• DATA FOR ANALYSIS:
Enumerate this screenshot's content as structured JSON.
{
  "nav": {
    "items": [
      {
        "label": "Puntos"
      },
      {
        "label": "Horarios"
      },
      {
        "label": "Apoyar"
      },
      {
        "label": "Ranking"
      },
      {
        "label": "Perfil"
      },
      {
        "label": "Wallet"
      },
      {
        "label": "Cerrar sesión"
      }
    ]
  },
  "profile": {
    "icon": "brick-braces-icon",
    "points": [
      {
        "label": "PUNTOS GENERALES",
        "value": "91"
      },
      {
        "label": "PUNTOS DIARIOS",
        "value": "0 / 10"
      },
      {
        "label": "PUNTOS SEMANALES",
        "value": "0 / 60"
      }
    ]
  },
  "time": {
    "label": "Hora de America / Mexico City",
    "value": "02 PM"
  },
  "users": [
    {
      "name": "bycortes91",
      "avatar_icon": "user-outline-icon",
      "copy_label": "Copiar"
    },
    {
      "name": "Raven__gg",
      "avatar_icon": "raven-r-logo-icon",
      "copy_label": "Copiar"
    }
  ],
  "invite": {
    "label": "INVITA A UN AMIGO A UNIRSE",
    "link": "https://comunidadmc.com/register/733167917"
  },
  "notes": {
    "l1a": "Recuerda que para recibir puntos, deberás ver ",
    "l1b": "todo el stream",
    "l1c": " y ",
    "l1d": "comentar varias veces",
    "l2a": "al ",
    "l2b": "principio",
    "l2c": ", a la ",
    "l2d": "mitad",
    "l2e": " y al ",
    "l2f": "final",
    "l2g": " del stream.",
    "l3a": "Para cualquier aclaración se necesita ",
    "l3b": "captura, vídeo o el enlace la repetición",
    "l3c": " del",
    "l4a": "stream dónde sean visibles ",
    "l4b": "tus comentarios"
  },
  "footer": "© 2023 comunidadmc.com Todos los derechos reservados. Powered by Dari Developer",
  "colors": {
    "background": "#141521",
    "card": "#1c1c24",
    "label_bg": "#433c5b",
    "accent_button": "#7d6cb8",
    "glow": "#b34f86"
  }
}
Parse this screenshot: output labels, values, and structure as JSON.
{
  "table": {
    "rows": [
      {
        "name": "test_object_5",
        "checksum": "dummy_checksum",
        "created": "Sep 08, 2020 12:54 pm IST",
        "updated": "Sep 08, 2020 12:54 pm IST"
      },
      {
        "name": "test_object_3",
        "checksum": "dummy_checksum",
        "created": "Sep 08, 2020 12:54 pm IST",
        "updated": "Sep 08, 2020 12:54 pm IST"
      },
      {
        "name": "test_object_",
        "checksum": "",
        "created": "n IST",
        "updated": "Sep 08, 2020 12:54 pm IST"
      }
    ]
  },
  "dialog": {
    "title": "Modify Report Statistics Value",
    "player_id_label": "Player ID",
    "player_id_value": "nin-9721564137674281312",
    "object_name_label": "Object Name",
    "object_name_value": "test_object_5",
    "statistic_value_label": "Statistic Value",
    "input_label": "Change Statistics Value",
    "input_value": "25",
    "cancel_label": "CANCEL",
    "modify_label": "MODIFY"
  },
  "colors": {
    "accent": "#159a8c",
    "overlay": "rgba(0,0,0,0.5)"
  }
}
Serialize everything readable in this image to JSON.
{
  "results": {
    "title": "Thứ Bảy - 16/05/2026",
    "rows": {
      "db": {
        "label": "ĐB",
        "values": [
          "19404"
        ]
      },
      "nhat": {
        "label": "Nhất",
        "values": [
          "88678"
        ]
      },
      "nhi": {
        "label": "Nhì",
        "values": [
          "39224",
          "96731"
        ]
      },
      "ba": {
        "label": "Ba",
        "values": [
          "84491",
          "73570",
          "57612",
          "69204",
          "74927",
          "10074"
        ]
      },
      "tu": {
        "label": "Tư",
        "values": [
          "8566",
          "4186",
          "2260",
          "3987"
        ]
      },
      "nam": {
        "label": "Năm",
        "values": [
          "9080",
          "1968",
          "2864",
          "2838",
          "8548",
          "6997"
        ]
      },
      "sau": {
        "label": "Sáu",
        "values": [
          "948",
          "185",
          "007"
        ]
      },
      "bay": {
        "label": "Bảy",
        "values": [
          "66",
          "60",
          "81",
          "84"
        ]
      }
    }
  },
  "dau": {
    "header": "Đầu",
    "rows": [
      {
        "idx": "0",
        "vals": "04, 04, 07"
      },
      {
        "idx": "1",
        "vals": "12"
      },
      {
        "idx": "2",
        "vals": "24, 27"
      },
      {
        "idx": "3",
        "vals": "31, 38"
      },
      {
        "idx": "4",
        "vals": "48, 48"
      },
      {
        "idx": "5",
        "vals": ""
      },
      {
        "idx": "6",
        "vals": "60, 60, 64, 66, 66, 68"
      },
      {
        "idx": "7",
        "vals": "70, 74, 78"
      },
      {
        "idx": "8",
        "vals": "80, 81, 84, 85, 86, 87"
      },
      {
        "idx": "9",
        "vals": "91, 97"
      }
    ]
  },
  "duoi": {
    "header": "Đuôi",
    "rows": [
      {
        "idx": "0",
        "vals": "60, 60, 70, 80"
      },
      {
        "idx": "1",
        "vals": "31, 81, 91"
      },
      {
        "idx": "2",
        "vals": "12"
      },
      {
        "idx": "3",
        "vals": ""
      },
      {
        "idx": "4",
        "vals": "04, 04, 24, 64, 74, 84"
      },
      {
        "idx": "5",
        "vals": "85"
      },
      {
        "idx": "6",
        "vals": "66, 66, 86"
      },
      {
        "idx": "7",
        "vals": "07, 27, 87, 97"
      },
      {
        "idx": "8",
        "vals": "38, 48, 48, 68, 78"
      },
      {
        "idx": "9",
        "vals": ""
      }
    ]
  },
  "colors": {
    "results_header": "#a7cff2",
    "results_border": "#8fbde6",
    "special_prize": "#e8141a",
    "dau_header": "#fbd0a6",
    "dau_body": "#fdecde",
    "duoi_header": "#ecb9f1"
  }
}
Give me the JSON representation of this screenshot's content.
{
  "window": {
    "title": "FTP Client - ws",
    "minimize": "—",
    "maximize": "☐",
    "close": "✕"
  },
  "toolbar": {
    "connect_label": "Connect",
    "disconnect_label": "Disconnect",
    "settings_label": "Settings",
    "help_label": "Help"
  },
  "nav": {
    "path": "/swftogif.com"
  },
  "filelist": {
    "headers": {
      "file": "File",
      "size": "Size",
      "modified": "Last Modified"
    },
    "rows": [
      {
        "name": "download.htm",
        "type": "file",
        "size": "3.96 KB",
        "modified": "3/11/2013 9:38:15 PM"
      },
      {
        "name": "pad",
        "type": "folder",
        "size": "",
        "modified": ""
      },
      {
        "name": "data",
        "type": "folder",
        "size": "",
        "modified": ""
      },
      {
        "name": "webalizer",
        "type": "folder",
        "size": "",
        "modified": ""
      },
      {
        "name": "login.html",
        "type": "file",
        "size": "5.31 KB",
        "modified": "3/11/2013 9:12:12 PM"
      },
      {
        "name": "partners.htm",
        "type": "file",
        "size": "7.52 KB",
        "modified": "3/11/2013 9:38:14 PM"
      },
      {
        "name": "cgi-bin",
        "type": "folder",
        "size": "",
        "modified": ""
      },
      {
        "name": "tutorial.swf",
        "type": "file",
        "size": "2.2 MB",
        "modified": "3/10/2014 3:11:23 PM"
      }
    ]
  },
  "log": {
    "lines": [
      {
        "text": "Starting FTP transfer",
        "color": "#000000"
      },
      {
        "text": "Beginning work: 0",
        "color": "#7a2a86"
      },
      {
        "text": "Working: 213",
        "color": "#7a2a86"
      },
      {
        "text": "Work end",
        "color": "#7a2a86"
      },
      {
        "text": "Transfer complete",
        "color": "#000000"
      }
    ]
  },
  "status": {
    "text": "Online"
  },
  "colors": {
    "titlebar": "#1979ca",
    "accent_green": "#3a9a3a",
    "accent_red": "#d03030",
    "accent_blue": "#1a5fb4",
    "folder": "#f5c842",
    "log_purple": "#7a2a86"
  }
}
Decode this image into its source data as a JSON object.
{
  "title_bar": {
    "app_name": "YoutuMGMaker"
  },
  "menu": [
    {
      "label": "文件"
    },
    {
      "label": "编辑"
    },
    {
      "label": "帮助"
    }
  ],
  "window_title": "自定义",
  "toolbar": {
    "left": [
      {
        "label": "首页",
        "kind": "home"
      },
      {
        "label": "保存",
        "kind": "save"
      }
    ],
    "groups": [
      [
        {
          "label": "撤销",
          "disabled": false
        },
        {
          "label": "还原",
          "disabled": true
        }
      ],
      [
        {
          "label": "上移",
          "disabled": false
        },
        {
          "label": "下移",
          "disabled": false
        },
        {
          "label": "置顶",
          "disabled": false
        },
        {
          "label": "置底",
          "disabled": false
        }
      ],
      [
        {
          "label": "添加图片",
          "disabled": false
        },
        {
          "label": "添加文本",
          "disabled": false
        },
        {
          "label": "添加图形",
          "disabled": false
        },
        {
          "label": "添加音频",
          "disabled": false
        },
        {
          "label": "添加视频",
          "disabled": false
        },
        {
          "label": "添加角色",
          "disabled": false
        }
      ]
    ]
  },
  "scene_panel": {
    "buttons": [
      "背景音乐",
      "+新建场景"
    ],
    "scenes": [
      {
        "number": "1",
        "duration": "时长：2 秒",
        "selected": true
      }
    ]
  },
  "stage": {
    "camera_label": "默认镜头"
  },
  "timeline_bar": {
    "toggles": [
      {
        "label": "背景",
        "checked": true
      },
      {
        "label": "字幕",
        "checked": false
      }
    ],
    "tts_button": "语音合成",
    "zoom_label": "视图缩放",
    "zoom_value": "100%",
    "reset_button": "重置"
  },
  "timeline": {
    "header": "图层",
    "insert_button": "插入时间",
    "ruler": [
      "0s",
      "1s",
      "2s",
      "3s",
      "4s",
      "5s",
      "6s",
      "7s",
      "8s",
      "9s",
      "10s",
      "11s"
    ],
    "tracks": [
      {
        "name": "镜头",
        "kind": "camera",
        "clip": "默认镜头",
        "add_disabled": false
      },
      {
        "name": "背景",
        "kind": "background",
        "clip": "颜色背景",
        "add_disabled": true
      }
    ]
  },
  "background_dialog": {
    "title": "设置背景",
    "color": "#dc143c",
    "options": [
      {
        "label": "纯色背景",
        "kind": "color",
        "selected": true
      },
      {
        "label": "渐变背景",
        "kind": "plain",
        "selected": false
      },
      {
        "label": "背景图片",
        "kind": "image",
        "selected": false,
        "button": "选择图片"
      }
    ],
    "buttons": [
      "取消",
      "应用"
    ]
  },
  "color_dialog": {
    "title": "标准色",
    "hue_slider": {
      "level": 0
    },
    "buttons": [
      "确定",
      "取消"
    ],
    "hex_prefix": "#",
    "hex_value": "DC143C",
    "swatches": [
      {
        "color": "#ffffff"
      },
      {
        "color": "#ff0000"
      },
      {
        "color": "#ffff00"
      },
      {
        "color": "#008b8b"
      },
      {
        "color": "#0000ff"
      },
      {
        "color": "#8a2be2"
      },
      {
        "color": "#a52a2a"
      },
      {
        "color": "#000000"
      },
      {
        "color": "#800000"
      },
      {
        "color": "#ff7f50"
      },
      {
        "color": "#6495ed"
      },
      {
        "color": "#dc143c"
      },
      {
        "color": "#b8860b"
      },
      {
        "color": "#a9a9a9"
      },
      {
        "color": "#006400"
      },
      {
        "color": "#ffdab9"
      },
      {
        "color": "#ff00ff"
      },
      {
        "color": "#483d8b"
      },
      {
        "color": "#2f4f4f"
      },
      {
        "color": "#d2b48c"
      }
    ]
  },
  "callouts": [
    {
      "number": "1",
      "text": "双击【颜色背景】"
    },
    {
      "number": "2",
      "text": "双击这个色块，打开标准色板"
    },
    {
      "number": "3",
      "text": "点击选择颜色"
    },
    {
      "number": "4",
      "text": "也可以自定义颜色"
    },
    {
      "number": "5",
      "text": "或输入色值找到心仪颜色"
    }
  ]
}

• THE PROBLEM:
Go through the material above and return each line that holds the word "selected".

• RESPONSE TO THE TASK:
        "selected": true
        "selected": true
        "selected": false
        "selected": false,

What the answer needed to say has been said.